I Like To Make My Wife Cry

For the life of my marriage, 25 years at this writing, one of my goals has been to make my wife cry – every day. In fact, just recently I had tremendous success in this goal – achieving tears over three times in one day! That’s marriage success, I tell you!

Perhaps I should explain.

Amy loves to laugh. And laughter, to me, means you are extremely happy, at least at that very moment. It’s pretty darn difficult to smile, let alone laugh, and be sad at the same time. Might even be impossible. Now, when Amy laughs, really laughs, she actually cries – tears! That means I got her good. That’s the outward expression of, what I believe to be, inward joy.  If the definition of attitude is the inner you being expressed by the outer you, I’d say laughter exposes a great attitude. Something worth having and seeing!

My kids have figured this out as well, and so they, too, are striving for Mom’s tears. Funny thing to hear if you didn’t know the real goal.

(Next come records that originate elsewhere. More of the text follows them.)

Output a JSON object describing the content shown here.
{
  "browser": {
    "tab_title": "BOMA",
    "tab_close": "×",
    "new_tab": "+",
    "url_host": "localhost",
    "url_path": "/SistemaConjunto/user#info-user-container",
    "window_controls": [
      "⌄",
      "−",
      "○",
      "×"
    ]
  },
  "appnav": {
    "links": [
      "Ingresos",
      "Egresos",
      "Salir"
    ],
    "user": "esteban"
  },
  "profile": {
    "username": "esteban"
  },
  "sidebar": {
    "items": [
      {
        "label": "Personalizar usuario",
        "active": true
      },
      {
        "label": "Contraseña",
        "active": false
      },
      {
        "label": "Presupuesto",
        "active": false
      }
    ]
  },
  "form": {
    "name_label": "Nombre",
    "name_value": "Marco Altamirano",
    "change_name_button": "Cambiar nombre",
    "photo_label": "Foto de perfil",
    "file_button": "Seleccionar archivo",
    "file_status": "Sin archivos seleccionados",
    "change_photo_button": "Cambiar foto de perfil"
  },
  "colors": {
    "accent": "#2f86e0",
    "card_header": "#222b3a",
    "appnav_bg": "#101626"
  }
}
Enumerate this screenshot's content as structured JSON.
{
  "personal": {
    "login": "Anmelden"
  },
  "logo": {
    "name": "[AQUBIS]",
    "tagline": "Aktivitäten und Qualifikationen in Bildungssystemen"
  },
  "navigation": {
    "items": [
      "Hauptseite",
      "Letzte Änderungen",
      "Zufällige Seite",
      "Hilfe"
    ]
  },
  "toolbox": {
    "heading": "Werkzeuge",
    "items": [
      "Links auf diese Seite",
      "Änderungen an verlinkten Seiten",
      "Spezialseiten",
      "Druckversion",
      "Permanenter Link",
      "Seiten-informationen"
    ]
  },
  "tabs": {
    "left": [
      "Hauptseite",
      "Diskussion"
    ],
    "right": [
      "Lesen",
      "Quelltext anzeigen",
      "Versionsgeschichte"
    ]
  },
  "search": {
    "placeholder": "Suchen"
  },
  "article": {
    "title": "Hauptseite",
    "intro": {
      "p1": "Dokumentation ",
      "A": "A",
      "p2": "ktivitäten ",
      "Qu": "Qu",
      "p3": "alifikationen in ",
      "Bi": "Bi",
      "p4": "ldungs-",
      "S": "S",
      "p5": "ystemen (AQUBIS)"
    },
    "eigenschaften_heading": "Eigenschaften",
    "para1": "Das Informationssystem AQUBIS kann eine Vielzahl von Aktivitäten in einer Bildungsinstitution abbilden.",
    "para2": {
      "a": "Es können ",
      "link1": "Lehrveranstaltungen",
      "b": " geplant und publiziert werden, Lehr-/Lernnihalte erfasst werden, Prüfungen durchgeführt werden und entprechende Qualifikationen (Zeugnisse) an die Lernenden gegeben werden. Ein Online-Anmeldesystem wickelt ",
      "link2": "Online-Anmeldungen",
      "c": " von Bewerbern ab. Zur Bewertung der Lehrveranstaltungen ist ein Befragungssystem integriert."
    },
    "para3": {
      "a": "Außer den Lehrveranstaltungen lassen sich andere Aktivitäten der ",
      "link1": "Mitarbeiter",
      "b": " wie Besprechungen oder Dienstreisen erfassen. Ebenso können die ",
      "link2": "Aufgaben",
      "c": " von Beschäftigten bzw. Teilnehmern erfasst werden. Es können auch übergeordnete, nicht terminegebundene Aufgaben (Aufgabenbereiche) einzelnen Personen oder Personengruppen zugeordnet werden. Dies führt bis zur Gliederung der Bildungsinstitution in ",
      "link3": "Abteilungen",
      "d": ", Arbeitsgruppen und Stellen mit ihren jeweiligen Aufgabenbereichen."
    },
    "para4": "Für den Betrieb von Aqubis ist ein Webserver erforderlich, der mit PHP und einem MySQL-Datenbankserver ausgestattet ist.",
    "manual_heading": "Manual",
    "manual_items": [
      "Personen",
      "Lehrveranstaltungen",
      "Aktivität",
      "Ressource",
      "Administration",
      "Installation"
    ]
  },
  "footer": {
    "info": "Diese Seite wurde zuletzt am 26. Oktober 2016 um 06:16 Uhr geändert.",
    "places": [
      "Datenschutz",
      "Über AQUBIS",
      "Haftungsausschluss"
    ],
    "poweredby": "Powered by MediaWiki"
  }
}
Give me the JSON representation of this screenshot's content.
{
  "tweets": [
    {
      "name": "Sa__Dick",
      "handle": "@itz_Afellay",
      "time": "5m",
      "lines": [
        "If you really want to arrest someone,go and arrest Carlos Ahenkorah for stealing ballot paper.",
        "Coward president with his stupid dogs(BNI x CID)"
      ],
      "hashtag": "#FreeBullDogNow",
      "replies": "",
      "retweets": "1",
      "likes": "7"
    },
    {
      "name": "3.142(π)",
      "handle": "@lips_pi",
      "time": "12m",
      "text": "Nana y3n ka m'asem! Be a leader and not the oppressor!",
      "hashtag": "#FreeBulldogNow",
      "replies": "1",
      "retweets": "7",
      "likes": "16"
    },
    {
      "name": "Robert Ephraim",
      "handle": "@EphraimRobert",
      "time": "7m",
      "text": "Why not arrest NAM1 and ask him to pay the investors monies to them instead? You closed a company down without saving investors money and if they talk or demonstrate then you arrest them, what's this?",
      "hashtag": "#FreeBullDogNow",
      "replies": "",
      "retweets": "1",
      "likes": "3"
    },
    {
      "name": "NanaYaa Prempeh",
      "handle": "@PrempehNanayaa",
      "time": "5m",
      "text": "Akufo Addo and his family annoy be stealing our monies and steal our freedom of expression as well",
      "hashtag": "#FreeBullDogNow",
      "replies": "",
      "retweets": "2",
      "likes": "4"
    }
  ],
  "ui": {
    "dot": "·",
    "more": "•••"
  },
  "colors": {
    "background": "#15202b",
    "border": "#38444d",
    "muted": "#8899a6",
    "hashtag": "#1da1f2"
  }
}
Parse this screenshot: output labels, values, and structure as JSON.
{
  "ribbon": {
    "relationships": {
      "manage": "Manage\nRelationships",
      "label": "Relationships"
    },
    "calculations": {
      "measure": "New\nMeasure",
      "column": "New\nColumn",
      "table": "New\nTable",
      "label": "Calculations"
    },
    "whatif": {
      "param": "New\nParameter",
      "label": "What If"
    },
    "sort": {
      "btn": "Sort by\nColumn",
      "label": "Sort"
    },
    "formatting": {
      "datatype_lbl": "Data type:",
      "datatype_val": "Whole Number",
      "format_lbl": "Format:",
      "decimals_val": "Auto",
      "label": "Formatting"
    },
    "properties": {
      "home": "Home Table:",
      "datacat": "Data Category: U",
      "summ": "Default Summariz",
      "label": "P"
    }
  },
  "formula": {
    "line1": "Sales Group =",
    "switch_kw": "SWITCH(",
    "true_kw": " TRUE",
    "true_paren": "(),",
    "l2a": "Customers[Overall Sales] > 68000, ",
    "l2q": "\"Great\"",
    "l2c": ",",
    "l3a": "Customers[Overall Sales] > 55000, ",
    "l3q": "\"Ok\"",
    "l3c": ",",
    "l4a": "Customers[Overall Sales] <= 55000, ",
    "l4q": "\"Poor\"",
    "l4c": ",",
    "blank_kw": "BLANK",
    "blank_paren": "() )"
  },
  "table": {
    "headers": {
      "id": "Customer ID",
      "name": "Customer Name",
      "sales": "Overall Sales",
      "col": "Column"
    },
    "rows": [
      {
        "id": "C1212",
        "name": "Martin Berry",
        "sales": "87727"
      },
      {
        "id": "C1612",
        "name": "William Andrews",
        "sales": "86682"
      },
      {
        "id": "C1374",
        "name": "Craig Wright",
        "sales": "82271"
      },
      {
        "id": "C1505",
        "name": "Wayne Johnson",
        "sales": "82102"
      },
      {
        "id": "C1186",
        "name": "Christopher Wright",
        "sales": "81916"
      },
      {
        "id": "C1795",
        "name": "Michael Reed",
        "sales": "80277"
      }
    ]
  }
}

A quick google search on the benefits of laughter shows its value – both mentally and physically.  One quick search showed that laughter reduces feelings of stress and induces relaxation and contentedness. It moves our focus from negative to positive emotions and emotionally connects us to people in ways other emotional activities do not. I read years ago that using humor in training and teaching settings reinforce the learning significantly.  Physically, laughter reduces cortisol, promotes healing, reduces stress, and can lead to lower heart rates and blood pressure. All good stuff!

You might remember the movie, Patch Adams, based on the true life story of an unorthodox doctor by the same name. Robin Williams, playing the role of Patch Adams, employed humor and laughter in an effort to promote healing in an otherwise depressing environment of very sick people. Shouldn’t we be somber in this environment? He didn’t think so and turned the place upside down with his funny antics, and medical prowess. The result went beyond the outward displays of joy through laughter. Many of the patients actually improved in health, and thus, quality of life.

Bottom line: let’s lighten up and laugh some more.

Time for me to go make my wife cry.